Plant of the Month
‘Solomon’s Hair’ Douglas Fir
Pseudotsuga menziesii ‘Solomon’s Hair’
This will be a new cultivar, it does not yet exist
I was hiking up on Moscow Mountain this summer, climbing to the top of the main peak just to be sure that I can still do it. I was on private property, owned by Mark Solomon, when I found a witch’s broom on a Douglas Fir. Witch’s brooms are genetic abnormalities, where part of a tree stops growing normally, and usually forms a dense, compact growth, somewhat similar to a tumor.
If you are able to get cuttings from the broom, they can often be grafted successfully and they will grow as a compact, dwarf form.
Getting the cuttings is often a challenge, as they have to be done when the tree is dormant, and they are often very high in the tree. Mark rose to the challenge and skied to the top of Moscow Mountain yesterday, attached a saw to a ski pole and got the cuttings. They are now on their way to nursery in Oregon to be grafted. Later this spring we will find out if the grafts were successful.
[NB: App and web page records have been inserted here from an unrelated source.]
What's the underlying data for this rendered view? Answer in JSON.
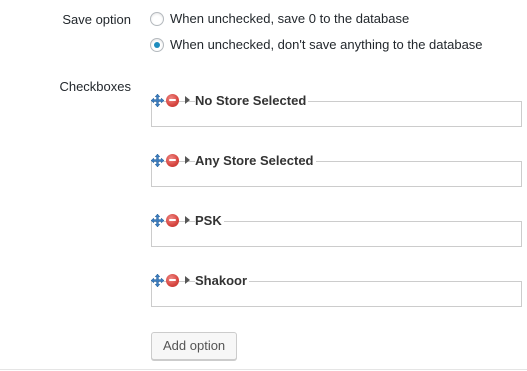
{
  "save_option": {
    "label": "Save option",
    "options": [
      {
        "text": "When unchecked, save 0 to the database",
        "selected": false
      },
      {
        "text": "When unchecked, don't save anything to the database",
        "selected": true
      }
    ]
  },
  "checkboxes": {
    "label": "Checkboxes",
    "items": [
      {
        "title": "No Store Selected"
      },
      {
        "title": "Any Store Selected"
      },
      {
        "title": "PSK"
      },
      {
        "title": "Shakoor"
      }
    ],
    "add_button": "Add option"
  },
  "colors": {
    "radio_selected": "#1e8cbe",
    "remove_icon": "#d6453f"
  },
  "icons": [
    "move-icon",
    "remove-icon",
    "expand-arrow-icon"
  ]
}
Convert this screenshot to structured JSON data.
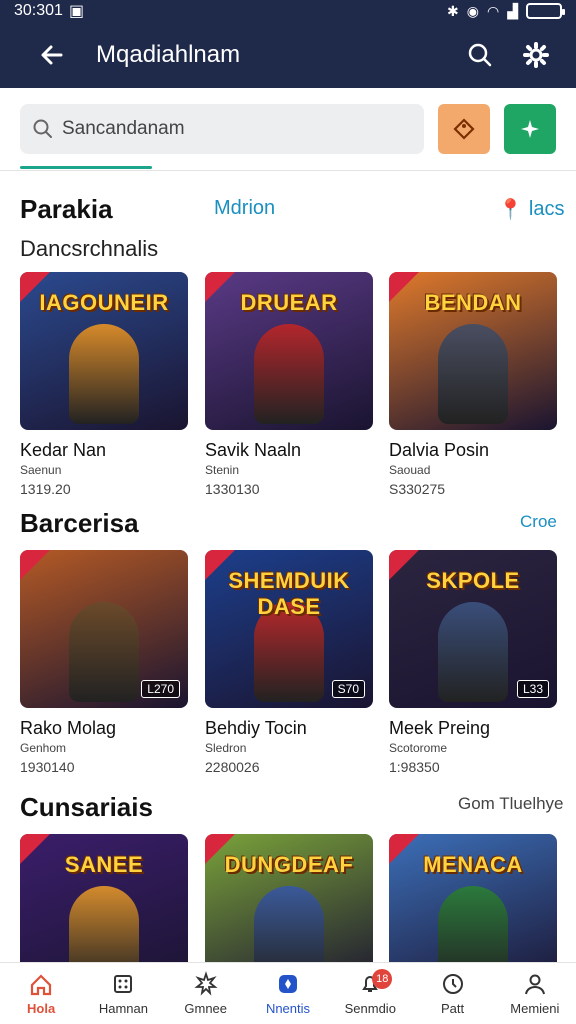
{
  "status": {
    "time": "30:301",
    "battery_icon": "battery-icon"
  },
  "appbar": {
    "title": "Mqadiahlnam"
  },
  "search": {
    "placeholder": "Sancandanam"
  },
  "section1": {
    "title": "Parakia",
    "center_link": "Mdrion",
    "right_link": "lacs",
    "subtitle": "Dancsrchnalis",
    "cards": [
      {
        "art": "IAGOUNEIR",
        "badge": "",
        "name": "Kedar Nan",
        "meta": "Saenun",
        "stat": "1319.20",
        "bg": "#2b4a8f",
        "fig": "#d78a2a"
      },
      {
        "art": "DRUEAR",
        "badge": "",
        "name": "Savik Naaln",
        "meta": "Stenin",
        "stat": "1330130",
        "bg": "#5a3a86",
        "fig": "#b3262c"
      },
      {
        "art": "BENDAN",
        "badge": "",
        "name": "Dalvia Posin",
        "meta": "Saouad",
        "stat": "S330275",
        "bg": "#e07a2b",
        "fig": "#4a4e61"
      }
    ]
  },
  "section2": {
    "title": "Barcerisa",
    "right_link": "Croe",
    "cards": [
      {
        "art": "",
        "badge": "L270",
        "name": "Rako Molag",
        "meta": "Genhom",
        "stat": "1930140",
        "bg": "#b45a25",
        "fig": "#6b4a2a"
      },
      {
        "art": "SHEMDUIK DASE",
        "badge": "S70",
        "name": "Behdiy Tocin",
        "meta": "Sledron",
        "stat": "2280026",
        "bg": "#1d3f8c",
        "fig": "#b8282c"
      },
      {
        "art": "SKPOLE",
        "badge": "L33",
        "name": "Meek Preing",
        "meta": "Scotorome",
        "stat": "1:98350",
        "bg": "#2b2540",
        "fig": "#3a4e7a"
      }
    ]
  },
  "section3": {
    "title": "Cunsariais",
    "right_link": "Gom Tluelhye",
    "cards": [
      {
        "art": "SANEE",
        "badge": "",
        "bg": "#3b1e6b",
        "fig": "#d48b2d"
      },
      {
        "art": "DUNGDEAF",
        "badge": "",
        "bg": "#7aa23a",
        "fig": "#3b5a9a"
      },
      {
        "art": "MENACA",
        "badge": "",
        "bg": "#3c6fb8",
        "fig": "#2b7a3c"
      }
    ]
  },
  "nav": [
    {
      "label": "Hola",
      "icon": "home-icon"
    },
    {
      "label": "Hamnan",
      "icon": "grid-icon"
    },
    {
      "label": "Gmnee",
      "icon": "burst-icon"
    },
    {
      "label": "Nnentis",
      "icon": "compass-icon"
    },
    {
      "label": "Senmdio",
      "icon": "bell-icon",
      "badge": "18"
    },
    {
      "label": "Patt",
      "icon": "clock-icon"
    },
    {
      "label": "Memieni",
      "icon": "profile-icon"
    }
  ]
}
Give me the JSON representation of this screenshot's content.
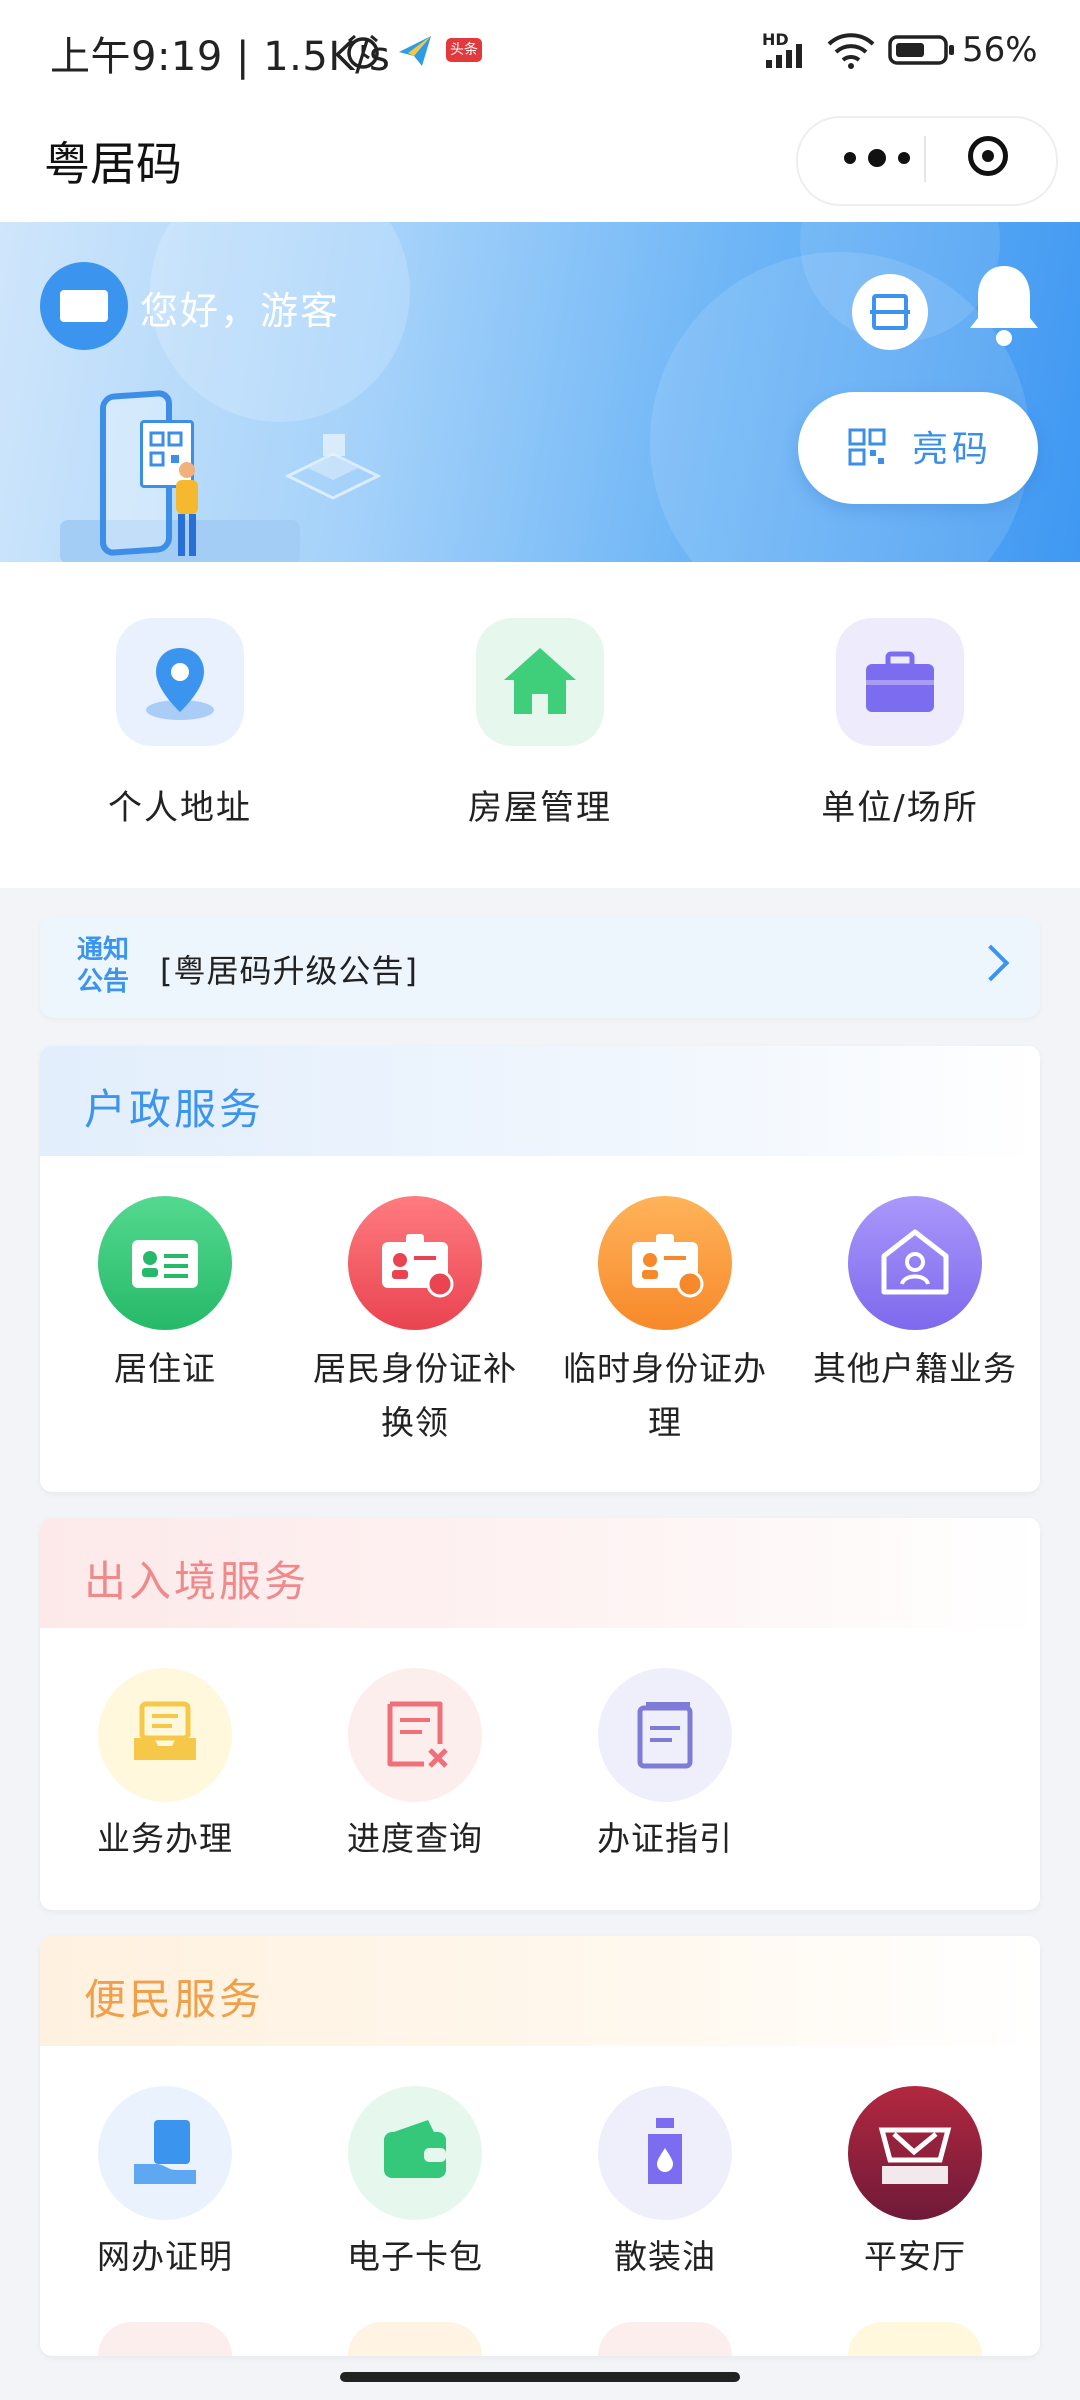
{
  "status_bar": {
    "time": "上午9:19 | 1.5K/s",
    "badge": "头条",
    "network": "HD",
    "battery": "56%"
  },
  "title_bar": {
    "title": "粤居码",
    "more_icon": "more-dots-icon",
    "close_icon": "target-icon"
  },
  "banner": {
    "greeting": "您好，游客",
    "bright_code_label": "亮码"
  },
  "shortcuts": [
    {
      "label": "个人地址",
      "icon": "location-icon",
      "color": "#3b95ef"
    },
    {
      "label": "房屋管理",
      "icon": "house-icon",
      "color": "#3fcf7a"
    },
    {
      "label": "单位/场所",
      "icon": "briefcase-icon",
      "color": "#7b6cf0"
    }
  ],
  "notice": {
    "tag_line1": "通知",
    "tag_line2": "公告",
    "text": "[粤居码升级公告]"
  },
  "household_services": {
    "title": "户政服务",
    "title_color": "#3b95ef",
    "items": [
      {
        "label": "居住证",
        "icon": "residence-card-icon",
        "color": "#35c77a"
      },
      {
        "label": "居民身份证补换领",
        "icon": "id-card-replace-icon",
        "color": "#f0585f"
      },
      {
        "label": "临时身份证办理",
        "icon": "temp-id-card-icon",
        "color": "#f99a3c"
      },
      {
        "label": "其他户籍业务",
        "icon": "household-register-icon",
        "color": "#8f7bf0"
      }
    ]
  },
  "immigration_services": {
    "title": "出入境服务",
    "title_color": "#f08a8a",
    "items": [
      {
        "label": "业务办理",
        "icon": "inbox-icon",
        "color": "#f5c84a"
      },
      {
        "label": "进度查询",
        "icon": "document-cross-icon",
        "color": "#f0707a"
      },
      {
        "label": "办证指引",
        "icon": "guide-document-icon",
        "color": "#7f7cd8"
      }
    ]
  },
  "convenience_services": {
    "title": "便民服务",
    "title_color": "#f0a04a",
    "items": [
      {
        "label": "网办证明",
        "icon": "certificate-hand-icon",
        "color": "#3b95ef"
      },
      {
        "label": "电子卡包",
        "icon": "wallet-icon",
        "color": "#35c77a"
      },
      {
        "label": "散装油",
        "icon": "oil-bottle-icon",
        "color": "#7b6cf0"
      },
      {
        "label": "平安厅",
        "icon": "pingan-logo-icon",
        "color": "#8a1f3e"
      }
    ]
  }
}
Early January was open and mild and I was able to continue whittling away at outdoor projects, then snow arrived and I shifted gears to updating the database, working on labels and ordering seeds and plants for next year. The Arboretum website should now have updated inventories and statistics.
Arboretum Associates Annual Meeting
Thursday, April 23 at the 1912 Center—Great Room
Arboretum Associates Annual Plant Sale
2020 Plant Sale List
Saturday, May 9 from 9 a.m. through noon at the Latah County Fairgrounds —Rotary Ice Rink
Arboretum Associates Annual Concert
Saturday, July 13 starting 7 p.m. at Watts Grove (north end of the upper pond)
Both the sale and concert are different than past years due to conflicts with commencement and the 4th of July holiday